Would you set down each line of the data below exactly?
[[ Data for this exercise open ]]
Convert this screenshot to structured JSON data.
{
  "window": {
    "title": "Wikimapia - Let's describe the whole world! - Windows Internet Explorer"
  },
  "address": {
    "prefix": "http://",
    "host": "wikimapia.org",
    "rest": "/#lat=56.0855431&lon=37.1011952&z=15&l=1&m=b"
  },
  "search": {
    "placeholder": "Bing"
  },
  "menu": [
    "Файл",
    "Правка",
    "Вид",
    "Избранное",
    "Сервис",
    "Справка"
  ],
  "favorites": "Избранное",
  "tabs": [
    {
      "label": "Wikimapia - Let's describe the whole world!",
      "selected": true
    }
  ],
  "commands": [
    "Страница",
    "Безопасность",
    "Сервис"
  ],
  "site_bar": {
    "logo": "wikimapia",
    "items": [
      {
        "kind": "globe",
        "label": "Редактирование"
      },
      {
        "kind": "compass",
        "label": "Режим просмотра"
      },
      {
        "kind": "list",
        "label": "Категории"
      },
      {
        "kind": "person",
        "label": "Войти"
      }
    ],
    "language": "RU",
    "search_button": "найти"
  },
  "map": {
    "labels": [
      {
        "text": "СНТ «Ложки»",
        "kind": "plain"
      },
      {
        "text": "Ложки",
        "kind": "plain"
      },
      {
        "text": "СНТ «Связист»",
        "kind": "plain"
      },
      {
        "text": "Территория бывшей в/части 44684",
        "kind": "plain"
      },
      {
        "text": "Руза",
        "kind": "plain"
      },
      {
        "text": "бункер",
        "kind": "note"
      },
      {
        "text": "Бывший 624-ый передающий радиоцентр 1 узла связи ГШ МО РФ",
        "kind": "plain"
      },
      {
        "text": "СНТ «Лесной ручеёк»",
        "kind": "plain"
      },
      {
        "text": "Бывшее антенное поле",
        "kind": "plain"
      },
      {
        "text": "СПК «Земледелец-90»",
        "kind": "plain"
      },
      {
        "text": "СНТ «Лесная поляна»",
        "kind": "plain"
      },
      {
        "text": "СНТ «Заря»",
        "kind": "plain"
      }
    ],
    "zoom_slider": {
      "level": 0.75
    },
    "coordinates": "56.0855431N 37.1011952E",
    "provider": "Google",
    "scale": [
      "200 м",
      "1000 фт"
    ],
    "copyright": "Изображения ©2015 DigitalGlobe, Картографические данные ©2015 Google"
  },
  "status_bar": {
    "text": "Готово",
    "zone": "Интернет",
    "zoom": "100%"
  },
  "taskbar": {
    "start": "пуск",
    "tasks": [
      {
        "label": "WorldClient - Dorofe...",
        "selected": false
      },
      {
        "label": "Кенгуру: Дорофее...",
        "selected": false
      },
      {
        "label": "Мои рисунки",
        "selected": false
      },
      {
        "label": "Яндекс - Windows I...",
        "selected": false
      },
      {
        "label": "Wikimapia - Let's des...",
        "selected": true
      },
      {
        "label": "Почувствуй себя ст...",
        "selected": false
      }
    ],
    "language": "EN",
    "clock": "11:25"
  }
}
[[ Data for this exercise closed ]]
* [Answer space]:
Convert this screenshot to structured JSON data.
{
  "window": {
    "title": "Wikimapia - Let's describe the whole world! - Windows Internet Explorer"
  },
  "address": {
    "prefix": "http://",
    "host": "wikimapia.org",
    "rest": "/#lat=56.0855431&lon=37.1011952&z=15&l=1&m=b"
  },
  "search": {
    "placeholder": "Bing"
  },
  "menu": [
    "Файл",
    "Правка",
    "Вид",
    "Избранное",
    "Сервис",
    "Справка"
  ],
  "favorites": "Избранное",
  "tabs": [
    {
      "label": "Wikimapia - Let's describe the whole world!",
      "selected": true
    }
  ],
  "commands": [
    "Страница",
    "Безопасность",
    "Сервис"
  ],
  "site_bar": {
    "logo": "wikimapia",
    "items": [
      {
        "kind": "globe",
        "label": "Редактирование"
      },
      {
        "kind": "compass",
        "label": "Режим просмотра"
      },
      {
        "kind": "list",
        "label": "Категории"
      },
      {
        "kind": "person",
        "label": "Войти"
      }
    ],
    "language": "RU",
    "search_button": "найти"
  },
  "map": {
    "labels": [
      {
        "text": "СНТ «Ложки»",
        "kind": "plain"
      },
      {
        "text": "Ложки",
        "kind": "plain"
      },
      {
        "text": "СНТ «Связист»",
        "kind": "plain"
      },
      {
        "text": "Территория бывшей в/части 44684",
        "kind": "plain"
      },
      {
        "text": "Руза",
        "kind": "plain"
      },
      {
        "text": "бункер",
        "kind": "note"
      },
      {
        "text": "Бывший 624-ый передающий радиоцентр 1 узла связи ГШ МО РФ",
        "kind": "plain"
      },
      {
        "text": "СНТ «Лесной ручеёк»",
        "kind": "plain"
      },
      {
        "text": "Бывшее антенное поле",
        "kind": "plain"
      },
      {
        "text": "СПК «Земледелец-90»",
        "kind": "plain"
      },
      {
        "text": "СНТ «Лесная поляна»",
        "kind": "plain"
      },
      {
        "text": "СНТ «Заря»",
        "kind": "plain"
      }
    ],
    "zoom_slider": {
      "level": 0.75
    },
    "coordinates": "56.0855431N 37.1011952E",
    "provider": "Google",
    "scale": [
      "200 м",
      "1000 фт"
    ],
    "copyright": "Изображения ©2015 DigitalGlobe, Картографические данные ©2015 Google"
  },
  "status_bar": {
    "text": "Готово",
    "zone": "Интернет",
    "zoom": "100%"
  },
  "taskbar": {
    "start": "пуск",
    "tasks": [
      {
        "label": "WorldClient - Dorofe...",
        "selected": false
      },
      {
        "label": "Кенгуру: Дорофее...",
        "selected": false
      },
      {
        "label": "Мои рисунки",
        "selected": false
      },
      {
        "label": "Яндекс - Windows I...",
        "selected": false
      },
      {
        "label": "Wikimapia - Let's des...",
        "selected": true
      },
      {
        "label": "Почувствуй себя ст...",
        "selected": false
      }
    ],
    "language": "EN",
    "clock": "11:25"
  }
}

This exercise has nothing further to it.